What you will do: Could you reproduce all of these records exactly?

(Data shown Opens)

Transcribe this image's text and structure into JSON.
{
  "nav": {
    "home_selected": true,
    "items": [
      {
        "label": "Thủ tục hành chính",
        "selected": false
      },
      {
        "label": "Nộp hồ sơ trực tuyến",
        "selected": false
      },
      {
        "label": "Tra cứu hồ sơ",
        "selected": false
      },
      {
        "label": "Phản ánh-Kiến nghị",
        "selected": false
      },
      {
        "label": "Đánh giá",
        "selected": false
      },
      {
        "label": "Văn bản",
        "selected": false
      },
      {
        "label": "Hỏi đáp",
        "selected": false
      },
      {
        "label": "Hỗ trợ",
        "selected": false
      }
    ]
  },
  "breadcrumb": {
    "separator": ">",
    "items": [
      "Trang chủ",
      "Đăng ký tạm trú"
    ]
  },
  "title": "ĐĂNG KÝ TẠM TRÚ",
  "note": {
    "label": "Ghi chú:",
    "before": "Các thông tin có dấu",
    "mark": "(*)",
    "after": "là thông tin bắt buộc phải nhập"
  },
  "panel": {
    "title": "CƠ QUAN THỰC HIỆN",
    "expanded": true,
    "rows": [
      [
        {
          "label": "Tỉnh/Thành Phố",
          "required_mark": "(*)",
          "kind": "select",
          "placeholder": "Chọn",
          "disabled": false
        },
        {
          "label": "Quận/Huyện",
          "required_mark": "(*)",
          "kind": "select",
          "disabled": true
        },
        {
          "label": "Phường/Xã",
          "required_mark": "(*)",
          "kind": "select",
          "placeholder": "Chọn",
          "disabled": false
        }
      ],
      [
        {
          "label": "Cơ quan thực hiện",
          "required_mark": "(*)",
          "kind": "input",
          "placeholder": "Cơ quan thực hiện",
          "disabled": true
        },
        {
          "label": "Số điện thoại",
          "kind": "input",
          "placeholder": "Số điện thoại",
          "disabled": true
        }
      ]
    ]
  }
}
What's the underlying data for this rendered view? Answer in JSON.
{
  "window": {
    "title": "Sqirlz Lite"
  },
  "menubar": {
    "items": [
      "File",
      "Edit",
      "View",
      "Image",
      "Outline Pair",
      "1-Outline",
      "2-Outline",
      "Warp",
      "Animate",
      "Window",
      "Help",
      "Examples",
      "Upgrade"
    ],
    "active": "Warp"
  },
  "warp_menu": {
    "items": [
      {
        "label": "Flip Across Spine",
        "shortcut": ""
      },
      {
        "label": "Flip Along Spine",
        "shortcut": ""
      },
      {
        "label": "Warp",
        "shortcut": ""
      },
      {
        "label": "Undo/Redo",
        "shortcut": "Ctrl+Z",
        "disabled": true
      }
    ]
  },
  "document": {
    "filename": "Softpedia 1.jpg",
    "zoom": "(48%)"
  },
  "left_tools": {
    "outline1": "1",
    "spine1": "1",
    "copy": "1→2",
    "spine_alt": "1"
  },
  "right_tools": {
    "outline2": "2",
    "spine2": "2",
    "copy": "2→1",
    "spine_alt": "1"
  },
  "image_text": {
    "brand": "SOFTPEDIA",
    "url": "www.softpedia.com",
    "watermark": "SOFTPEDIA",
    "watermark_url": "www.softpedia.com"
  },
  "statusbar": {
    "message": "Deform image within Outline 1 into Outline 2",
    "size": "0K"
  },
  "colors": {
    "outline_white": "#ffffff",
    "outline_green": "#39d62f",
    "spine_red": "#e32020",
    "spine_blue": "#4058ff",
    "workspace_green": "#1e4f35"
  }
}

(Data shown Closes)

Answer for this exercise:
Transcribe this image's text and structure into JSON.
{
  "nav": {
    "home_selected": true,
    "items": [
      {
        "label": "Thủ tục hành chính",
        "selected": false
      },
      {
        "label": "Nộp hồ sơ trực tuyến",
        "selected": false
      },
      {
        "label": "Tra cứu hồ sơ",
        "selected": false
      },
      {
        "label": "Phản ánh-Kiến nghị",
        "selected": false
      },
      {
        "label": "Đánh giá",
        "selected": false
      },
      {
        "label": "Văn bản",
        "selected": false
      },
      {
        "label": "Hỏi đáp",
        "selected": false
      },
      {
        "label": "Hỗ trợ",
        "selected": false
      }
    ]
  },
  "breadcrumb": {
    "separator": ">",
    "items": [
      "Trang chủ",
      "Đăng ký tạm trú"
    ]
  },
  "title": "ĐĂNG KÝ TẠM TRÚ",
  "note": {
    "label": "Ghi chú:",
    "before": "Các thông tin có dấu",
    "mark": "(*)",
    "after": "là thông tin bắt buộc phải nhập"
  },
  "panel": {
    "title": "CƠ QUAN THỰC HIỆN",
    "expanded": true,
    "rows": [
      [
        {
          "label": "Tỉnh/Thành Phố",
          "required_mark": "(*)",
          "kind": "select",
          "placeholder": "Chọn",
          "disabled": false
        },
        {
          "label": "Quận/Huyện",
          "required_mark": "(*)",
          "kind": "select",
          "disabled": true
        },
        {
          "label": "Phường/Xã",
          "required_mark": "(*)",
          "kind": "select",
          "placeholder": "Chọn",
          "disabled": false
        }
      ],
      [
        {
          "label": "Cơ quan thực hiện",
          "required_mark": "(*)",
          "kind": "input",
          "placeholder": "Cơ quan thực hiện",
          "disabled": true
        },
        {
          "label": "Số điện thoại",
          "kind": "input",
          "placeholder": "Số điện thoại",
          "disabled": true
        }
      ]
    ]
  }
}
What's the underlying data for this rendered view? Answer in JSON.
{
  "window": {
    "title": "Sqirlz Lite"
  },
  "menubar": {
    "items": [
      "File",
      "Edit",
      "View",
      "Image",
      "Outline Pair",
      "1-Outline",
      "2-Outline",
      "Warp",
      "Animate",
      "Window",
      "Help",
      "Examples",
      "Upgrade"
    ],
    "active": "Warp"
  },
  "warp_menu": {
    "items": [
      {
        "label": "Flip Across Spine",
        "shortcut": ""
      },
      {
        "label": "Flip Along Spine",
        "shortcut": ""
      },
      {
        "label": "Warp",
        "shortcut": ""
      },
      {
        "label": "Undo/Redo",
        "shortcut": "Ctrl+Z",
        "disabled": true
      }
    ]
  },
  "document": {
    "filename": "Softpedia 1.jpg",
    "zoom": "(48%)"
  },
  "left_tools": {
    "outline1": "1",
    "spine1": "1",
    "copy": "1→2",
    "spine_alt": "1"
  },
  "right_tools": {
    "outline2": "2",
    "spine2": "2",
    "copy": "2→1",
    "spine_alt": "1"
  },
  "image_text": {
    "brand": "SOFTPEDIA",
    "url": "www.softpedia.com",
    "watermark": "SOFTPEDIA",
    "watermark_url": "www.softpedia.com"
  },
  "statusbar": {
    "message": "Deform image within Outline 1 into Outline 2",
    "size": "0K"
  },
  "colors": {
    "outline_white": "#ffffff",
    "outline_green": "#39d62f",
    "spine_red": "#e32020",
    "spine_blue": "#4058ff",
    "workspace_green": "#1e4f35"
  }
}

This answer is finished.